Before you dive into these preparation tips, here’s an interesting Cobra fact: Hemmings notes that less than a thousand original Cobras, including the fire-breathing 427 Cobras, were assembled between 1961 and 1968. The original Cobra’s relative rarity spawned an entire cottage industry devoted to making thousands of Cobra replicas – at least until Shelby got back into the Cobra-building business with its CSX series chassis.
Track Day Checklist
If it’s your first time taking your Cobra out on the track, here are a few helpful things you can do to make your experience fun and, above all, safe:
- Check for any fluid leaks underneath your car. You’ll want to have any visible leaks taken care of before you enter the track. If oil or other fluids make their way onto the track surface, you’ll end up jeopardizing your own safety, along with the safety of your fellow drivers.
- Protect your headlights and fog lights with blue painters tape. Make sure you have two pieces in a crisscross fashion across each light. In the event that track debris or a collision breaks your headlights, this will keep the headlight glass and other debris from falling onto the track.
- Make sure you have the right tires for the track. You’ll want your tires that provide the best grip under acceleration and braking circumstances. Some Cobra owners opt for competition tires optimized for the track, such as the Kumho Ecsta V710. According to the manufacturer, this tire features a racing slick tread surface, but provides two circumferential grooves for legal DOT street use as well.
- Consider using a car bra. Track debris can do a number on any car’s paint finish, especially at high speeds. A car bra keeps your Cobra’s nose from getting scratched and pitted by the debris.
- Consider switching out your rubber brake lines for a set of DOT-approved braided steel brake lines. Rubber lines tend to crack and leak as they age.

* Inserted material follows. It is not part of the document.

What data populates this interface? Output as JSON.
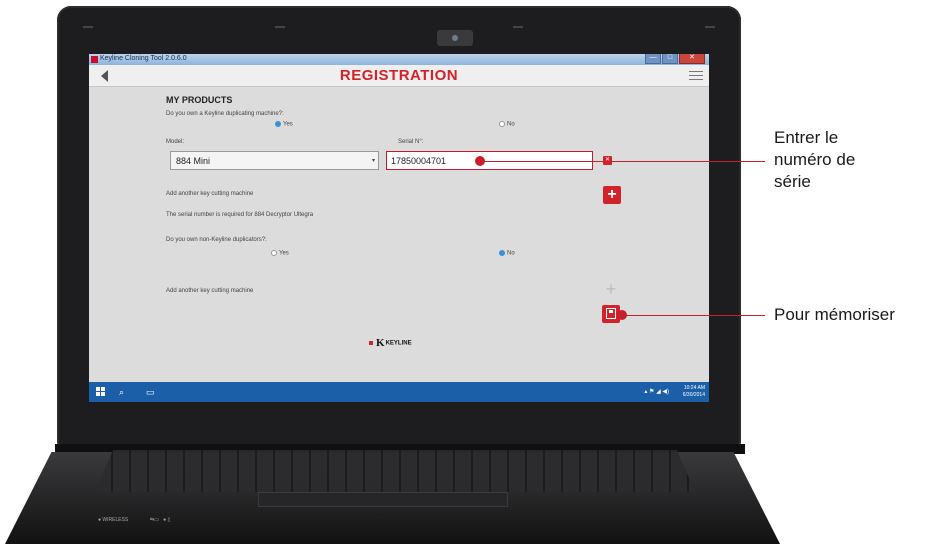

- Make sure your Cobra is able to pass the “broomstick test.” According to the Northern California Racing Club, the top of your helmet should not rise above the broomstick when the broomstick is placed on top of the windshield and the top of your roll bar. Otherwise, you’ll wind up investing in a lower seat, a taller roll bar or both. Keep in mind that some Cobras didn’t come with the recognizable driver’s side roll hoop, meaning you’ll have to add one yourself or consider investing in an aftermarket roll bar for your vehicle.
Photo via Flickr user Nathan Bittinger
About the Author:
John Martin is a football (as in soccer) fan, but has learned to love American football from his New Jersey-born wife.